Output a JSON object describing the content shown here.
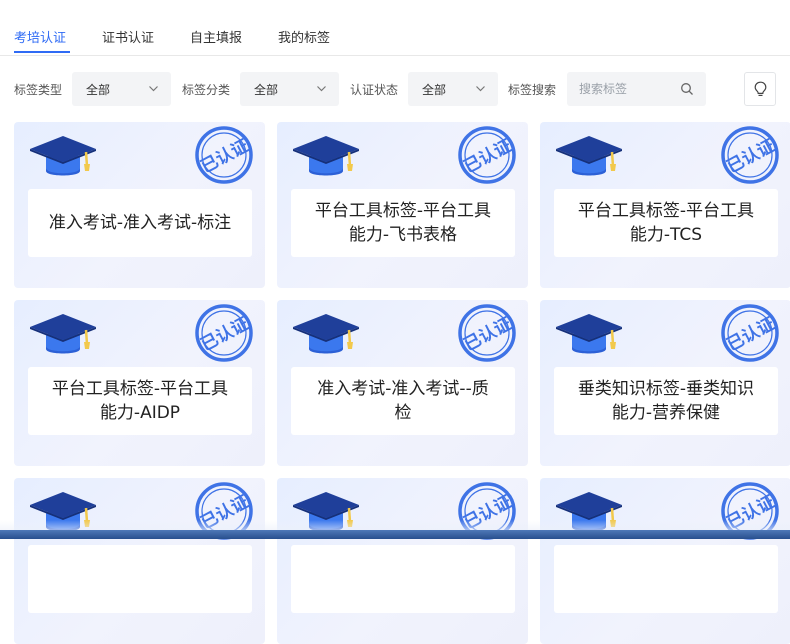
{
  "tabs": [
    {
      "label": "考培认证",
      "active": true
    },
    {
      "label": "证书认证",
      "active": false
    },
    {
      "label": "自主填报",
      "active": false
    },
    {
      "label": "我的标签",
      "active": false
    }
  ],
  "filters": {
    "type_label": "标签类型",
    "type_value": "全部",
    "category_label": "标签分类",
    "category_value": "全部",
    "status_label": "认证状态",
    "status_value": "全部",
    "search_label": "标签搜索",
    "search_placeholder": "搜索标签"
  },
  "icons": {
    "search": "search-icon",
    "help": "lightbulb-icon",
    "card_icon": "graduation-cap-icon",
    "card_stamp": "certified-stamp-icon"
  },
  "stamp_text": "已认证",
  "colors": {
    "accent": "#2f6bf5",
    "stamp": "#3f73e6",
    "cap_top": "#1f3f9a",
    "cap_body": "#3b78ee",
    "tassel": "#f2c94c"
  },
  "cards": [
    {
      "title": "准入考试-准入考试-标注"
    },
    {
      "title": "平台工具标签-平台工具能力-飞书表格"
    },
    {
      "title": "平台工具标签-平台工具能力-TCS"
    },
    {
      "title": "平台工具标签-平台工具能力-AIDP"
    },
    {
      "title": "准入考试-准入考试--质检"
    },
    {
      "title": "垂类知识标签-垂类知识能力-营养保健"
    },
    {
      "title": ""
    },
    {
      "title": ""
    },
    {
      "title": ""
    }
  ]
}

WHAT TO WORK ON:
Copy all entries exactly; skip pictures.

EXERCISE RESPONSE:
Output a JSON object describing the content shown here.
{
  "tabs": [
    {
      "label": "考培认证",
      "active": true
    },
    {
      "label": "证书认证",
      "active": false
    },
    {
      "label": "自主填报",
      "active": false
    },
    {
      "label": "我的标签",
      "active": false
    }
  ],
  "filters": {
    "type_label": "标签类型",
    "type_value": "全部",
    "category_label": "标签分类",
    "category_value": "全部",
    "status_label": "认证状态",
    "status_value": "全部",
    "search_label": "标签搜索",
    "search_placeholder": "搜索标签"
  },
  "icons": {
    "search": "search-icon",
    "help": "lightbulb-icon",
    "card_icon": "graduation-cap-icon",
    "card_stamp": "certified-stamp-icon"
  },
  "stamp_text": "已认证",
  "colors": {
    "accent": "#2f6bf5",
    "stamp": "#3f73e6",
    "cap_top": "#1f3f9a",
    "cap_body": "#3b78ee",
    "tassel": "#f2c94c"
  },
  "cards": [
    {
      "title": "准入考试-准入考试-标注"
    },
    {
      "title": "平台工具标签-平台工具能力-飞书表格"
    },
    {
      "title": "平台工具标签-平台工具能力-TCS"
    },
    {
      "title": "平台工具标签-平台工具能力-AIDP"
    },
    {
      "title": "准入考试-准入考试--质检"
    },
    {
      "title": "垂类知识标签-垂类知识能力-营养保健"
    },
    {
      "title": ""
    },
    {
      "title": ""
    },
    {
      "title": ""
    }
  ]
}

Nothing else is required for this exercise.